The unique design challenges presented by guestroom TVs

(Design Directions)

As TVs in guestrooms have evolved, their role in the overall design of the room has also changed. Designers must be more aware of viewing angles, ideal viewing distance from a screen and access to peripherals.

Tim Hepworth, senior associate and colaboratory studio leader at EDG Interior Architecture and Design, said that the positioning of a TV in a guestroom depends on the location of the hotel, the size of the room and the brand. “Before we look at any technology, we carefully review those elements,” he said. The technology design takes shape after the company determines what, exactly, the hotel needs.

The TV, said Buddy McDowell, president of Georgia-based Design Directions International, is one of the first things his team considers when creating a guestroom. “There are two ways to do a TV in a standard room,” he said. “You either set it on a dresser or a chest, or you mount it on the wall.” Mounting directly on a wall, he added, is not advisable because the sound can carry to the adjacent room. “So what we normally do is build in a millwork piece, which may be done by the millwork or the casegoods manufacturer.” The TV can then be attached to the millwork piece, providing both a buffer for sound and a space where unsightly wires can be hidden.

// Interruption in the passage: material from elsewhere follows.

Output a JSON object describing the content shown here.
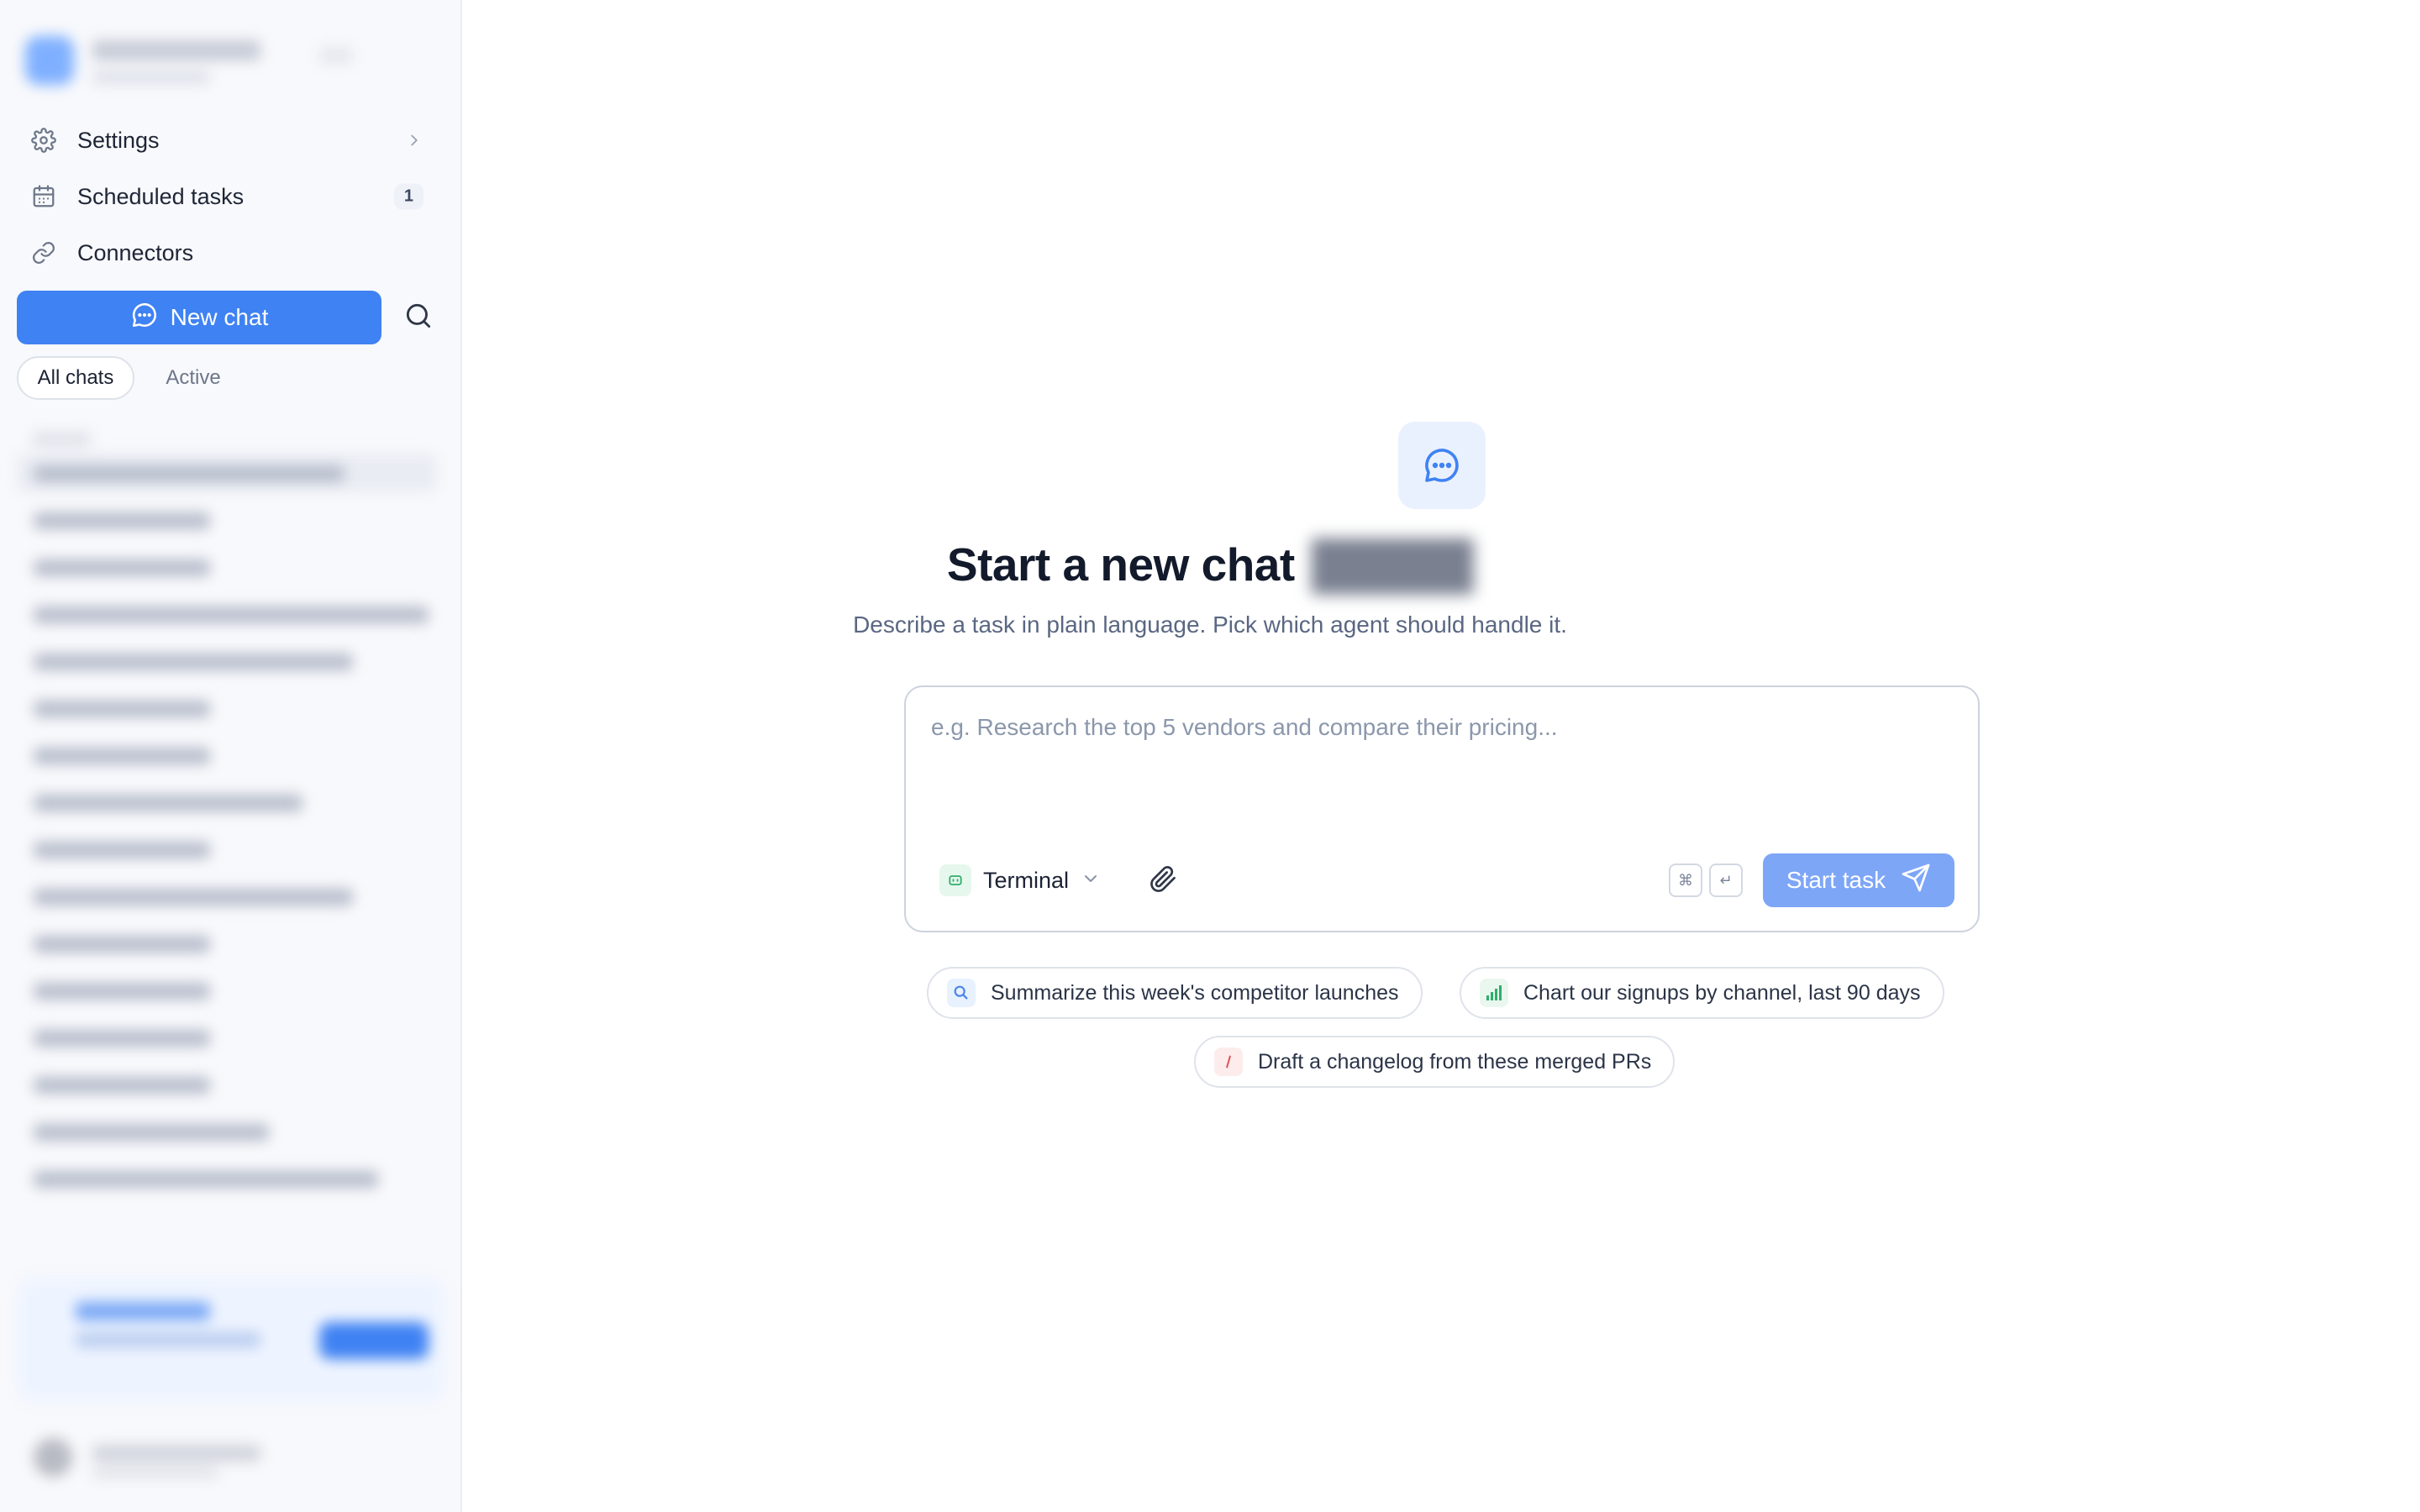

“Some large-format smart TVs can really make a space look like a futuristic tech hub,” Hepworth said. “Some are designed to blend into the surroundings—hidden behind artwork or built-in. At the end of the day, it depends on the strategic plan for the hotel. We look for inventive solutions that blend it into the vision. We’ve used concealed TVs in a popup or behind a panel.”

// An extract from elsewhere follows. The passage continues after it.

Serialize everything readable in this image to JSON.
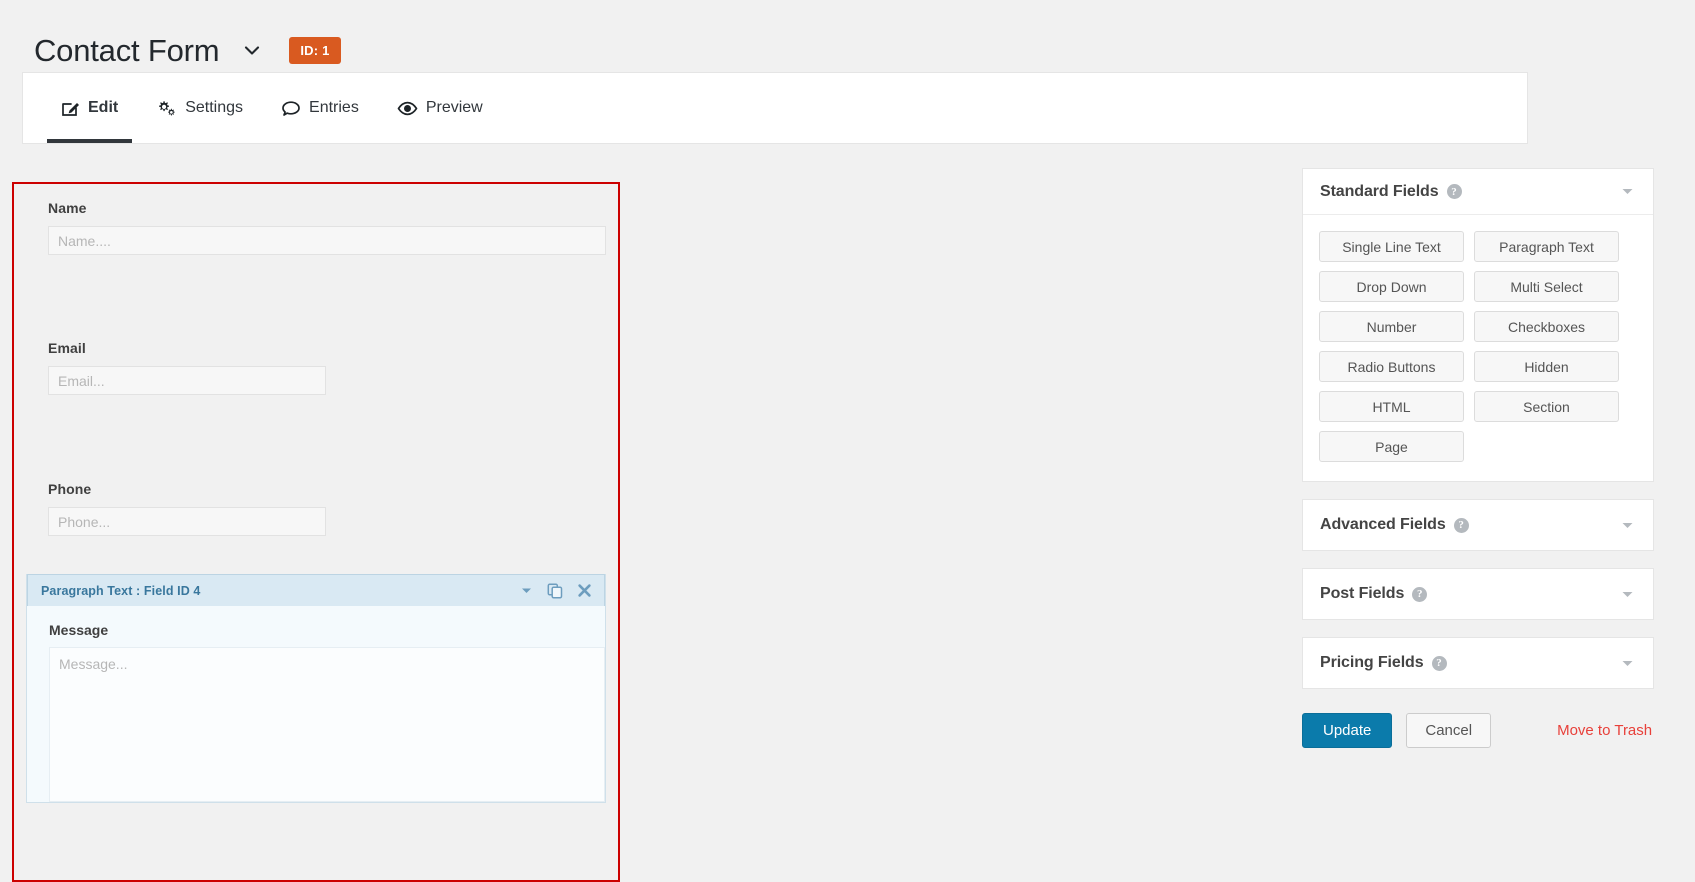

Designs for Viewing

Hotels want to “ensure there is a clear view from [both] the bed and desk,” said Emily Morley, senior interior designer at ForrestPerkins. “One concern with increasing the size of the TVs is that we need to increase the viewing distance, if possible. For instance, for a 50-inch screen, the recommended distance from the viewer to the TV is 6 feet to 10 feet, whereas a 65-inch screen needs more [space].” Morley recommends as much as 13 feet for these larger screens.

On the other hand, guests shouldn’t be so far from the screen that they can’t see detail, either. “Normally, we don’t want anyone to be positioned more than 17 feet from the TV,” McDowell said. Fortunately, many hotel rooms are less than 15 feet wide—but suites or unusual configurations can present a challenge. “We’ve done suites where you have a living room and a bedroom, and in between, we put a millwork piece that housed the TV and the TV could rotate,” McDowell said. While this is a clever solution, he acknowledged that it presents its own challenges. “We obviously need to be concerned with what the backside of the TV looks like. You need to be able to camouflage wiring and components of the back of the TV so it’s presentable when the TV is facing the other direction.”